Mitch McConnell Says Joe Manchin 'Almost Single-handedly Is Preserving the Senate'

Senate Minority Leader Mitch McConnell has praised Democrat Joe Manchin for resisting his own party's push to eliminate the filibuster, saying the senator has "stood up" to left-wing lawmakers.

Senator Manchin continues to be a barrier to the Democrats' efforts to get rid of the rule that requires 60 votes to pass most legislation, in order to ease the passage of President Joe Biden's agenda.

With the upper house split 50-50, the West Virginia lawmaker appeared to quash his party's hopes this week when he wrote in The Washington Post that the filibuster was "a critical tool" needed to protect "our democratic form of government."

"There is no circumstance in which I will vote to eliminate or weaken the filibuster," he wrote.

Senator Kyrsten Sinema of Arizona is another centrist Democrat who shares Manchin's views on the filibuster.

Sen. Joe Manchin at Capitol Hill
Senator Joe Manchin at the U.S. Capitol on February 24. Senate Minority Leader Mitch McConnell has praised his defence of the filibuster. LEIGH VOGEL/Getty Images

Manchin has also suggested that he might oppose the use of budget reconciliation to pass Biden's $2 trillion infrastructure bill with a simple majority. The Senate parliamentarian, an official who rules on procedure, said on Monday that this could be done.

In his opinion piece for the Post, Manchin wrote: "Senate Democrats must avoid the temptation to abandon our Republican colleagues on important national issues."

Senator McConnell said on Thursday that he took heart from Manchin's stance. On a visit to Pikeville, in his home state of Kentucky, the minority leader told ABC affiliate WCHS: "I really greatly admire Senator Manchin.

"Senator Manchin almost single-handedly is preserving the Senate as we have always known it, which is a body that requires a supermajority to do most things."

In addition, Manchin has not confirmed that he will vote for a House-passed bill that would tighten background checks for firearms purchases—as the president unveiled executive orders on gun control following a spate of mass shootings.

McConnell told WCHS: "Joe Manchin so far has stood up to the left wing of his own party. He's argued for centrist solutions."

However, the West Virginia lawmaker has said he does not relish his role of kingmaker for legislation. He said the U.S. Capitol riots had been a warning for him about the divisions tearing the country apart and galvanized his view that there needed to be a bipartisan approach to legislation.

"Something told me…something's wrong. You can't have this many people split to where they want to go to war with each other," Manchin told CNN about the violence on January 6.

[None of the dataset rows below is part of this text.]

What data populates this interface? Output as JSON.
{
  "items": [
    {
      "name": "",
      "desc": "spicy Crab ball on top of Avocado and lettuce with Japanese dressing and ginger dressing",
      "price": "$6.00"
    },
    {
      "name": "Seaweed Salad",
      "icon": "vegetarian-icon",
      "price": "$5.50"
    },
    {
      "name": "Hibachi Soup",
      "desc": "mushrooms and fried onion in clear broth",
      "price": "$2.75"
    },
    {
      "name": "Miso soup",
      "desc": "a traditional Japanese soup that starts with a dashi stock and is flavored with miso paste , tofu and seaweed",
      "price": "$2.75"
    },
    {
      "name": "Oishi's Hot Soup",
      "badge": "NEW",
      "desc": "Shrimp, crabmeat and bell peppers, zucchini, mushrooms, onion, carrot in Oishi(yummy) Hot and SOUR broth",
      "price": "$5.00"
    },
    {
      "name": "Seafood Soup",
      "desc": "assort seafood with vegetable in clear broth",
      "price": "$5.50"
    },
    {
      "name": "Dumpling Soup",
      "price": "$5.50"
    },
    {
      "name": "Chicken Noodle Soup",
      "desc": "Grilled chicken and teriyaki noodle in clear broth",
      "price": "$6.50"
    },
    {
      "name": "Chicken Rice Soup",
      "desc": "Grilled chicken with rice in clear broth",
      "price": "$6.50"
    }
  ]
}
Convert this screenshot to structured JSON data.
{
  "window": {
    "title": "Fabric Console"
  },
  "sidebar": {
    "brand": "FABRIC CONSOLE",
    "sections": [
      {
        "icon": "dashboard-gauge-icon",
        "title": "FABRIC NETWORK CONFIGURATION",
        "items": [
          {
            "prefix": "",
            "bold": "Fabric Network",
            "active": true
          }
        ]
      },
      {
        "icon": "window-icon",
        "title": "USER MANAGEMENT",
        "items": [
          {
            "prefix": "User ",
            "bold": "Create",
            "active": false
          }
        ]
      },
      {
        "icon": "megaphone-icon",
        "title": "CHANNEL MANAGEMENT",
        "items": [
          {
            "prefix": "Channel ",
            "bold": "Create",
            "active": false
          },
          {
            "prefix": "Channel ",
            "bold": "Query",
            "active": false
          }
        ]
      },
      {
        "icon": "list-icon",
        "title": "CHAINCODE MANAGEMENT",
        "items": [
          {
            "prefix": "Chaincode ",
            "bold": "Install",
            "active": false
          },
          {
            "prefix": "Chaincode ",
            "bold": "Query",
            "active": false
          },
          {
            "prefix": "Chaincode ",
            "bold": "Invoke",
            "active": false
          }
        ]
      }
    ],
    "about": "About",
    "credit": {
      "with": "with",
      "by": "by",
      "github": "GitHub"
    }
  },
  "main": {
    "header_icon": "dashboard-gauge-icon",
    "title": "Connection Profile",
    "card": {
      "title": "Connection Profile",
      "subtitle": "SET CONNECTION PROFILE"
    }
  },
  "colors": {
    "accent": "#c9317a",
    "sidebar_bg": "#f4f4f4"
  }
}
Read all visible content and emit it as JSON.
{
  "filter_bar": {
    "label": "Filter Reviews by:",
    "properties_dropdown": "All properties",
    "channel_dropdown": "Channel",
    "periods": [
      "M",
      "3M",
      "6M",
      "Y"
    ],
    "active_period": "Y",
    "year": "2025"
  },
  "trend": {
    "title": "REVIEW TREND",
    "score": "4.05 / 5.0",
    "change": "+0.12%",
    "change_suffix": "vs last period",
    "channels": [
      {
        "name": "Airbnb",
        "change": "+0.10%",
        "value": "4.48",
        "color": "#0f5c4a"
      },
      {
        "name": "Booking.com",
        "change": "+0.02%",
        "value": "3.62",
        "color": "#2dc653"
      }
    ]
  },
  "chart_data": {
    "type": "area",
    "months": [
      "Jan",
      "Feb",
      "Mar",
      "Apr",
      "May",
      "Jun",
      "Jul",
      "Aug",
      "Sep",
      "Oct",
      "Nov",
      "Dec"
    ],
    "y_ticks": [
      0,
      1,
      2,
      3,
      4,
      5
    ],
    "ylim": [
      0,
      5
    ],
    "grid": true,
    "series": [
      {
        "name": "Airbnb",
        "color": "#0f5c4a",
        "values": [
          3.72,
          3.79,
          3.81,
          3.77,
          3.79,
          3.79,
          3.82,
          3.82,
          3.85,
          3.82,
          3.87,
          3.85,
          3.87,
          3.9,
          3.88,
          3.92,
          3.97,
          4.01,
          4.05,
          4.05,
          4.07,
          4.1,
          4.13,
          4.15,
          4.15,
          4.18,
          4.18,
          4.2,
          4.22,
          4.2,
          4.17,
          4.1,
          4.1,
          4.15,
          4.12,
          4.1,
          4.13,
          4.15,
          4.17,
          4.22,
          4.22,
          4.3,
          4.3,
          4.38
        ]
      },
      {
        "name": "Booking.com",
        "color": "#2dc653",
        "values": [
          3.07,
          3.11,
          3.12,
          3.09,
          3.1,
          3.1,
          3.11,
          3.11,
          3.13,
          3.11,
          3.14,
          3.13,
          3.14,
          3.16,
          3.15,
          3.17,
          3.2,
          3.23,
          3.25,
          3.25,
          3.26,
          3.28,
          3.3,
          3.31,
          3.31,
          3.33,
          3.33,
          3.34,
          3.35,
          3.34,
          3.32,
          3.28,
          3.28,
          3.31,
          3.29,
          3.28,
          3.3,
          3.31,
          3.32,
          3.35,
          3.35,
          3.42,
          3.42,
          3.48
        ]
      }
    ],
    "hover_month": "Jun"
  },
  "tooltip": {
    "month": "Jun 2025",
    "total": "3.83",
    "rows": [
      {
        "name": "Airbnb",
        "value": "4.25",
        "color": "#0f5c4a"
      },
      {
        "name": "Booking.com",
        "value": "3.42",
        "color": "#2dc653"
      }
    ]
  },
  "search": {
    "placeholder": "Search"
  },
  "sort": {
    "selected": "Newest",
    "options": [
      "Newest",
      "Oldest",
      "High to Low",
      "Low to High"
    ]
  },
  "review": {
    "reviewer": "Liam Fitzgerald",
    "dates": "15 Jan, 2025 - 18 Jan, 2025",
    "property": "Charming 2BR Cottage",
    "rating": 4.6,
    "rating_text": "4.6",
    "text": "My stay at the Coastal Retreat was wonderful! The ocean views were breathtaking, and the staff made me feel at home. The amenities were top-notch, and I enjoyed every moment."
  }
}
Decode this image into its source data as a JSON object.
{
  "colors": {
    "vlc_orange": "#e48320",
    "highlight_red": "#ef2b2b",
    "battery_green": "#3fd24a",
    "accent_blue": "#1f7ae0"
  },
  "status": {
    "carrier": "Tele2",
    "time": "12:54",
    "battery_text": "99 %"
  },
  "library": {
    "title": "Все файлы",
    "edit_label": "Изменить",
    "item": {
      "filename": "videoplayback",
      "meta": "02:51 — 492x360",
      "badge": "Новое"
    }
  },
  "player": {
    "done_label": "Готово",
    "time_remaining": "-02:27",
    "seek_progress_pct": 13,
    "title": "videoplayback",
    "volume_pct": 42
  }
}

He added that he had seen people with power who had abused it, and others who had destroyed themselves as they sought power. "And I've watched people that had a moment of time to make a difference and change things, and used it," Manchin said. "I would like to be that third."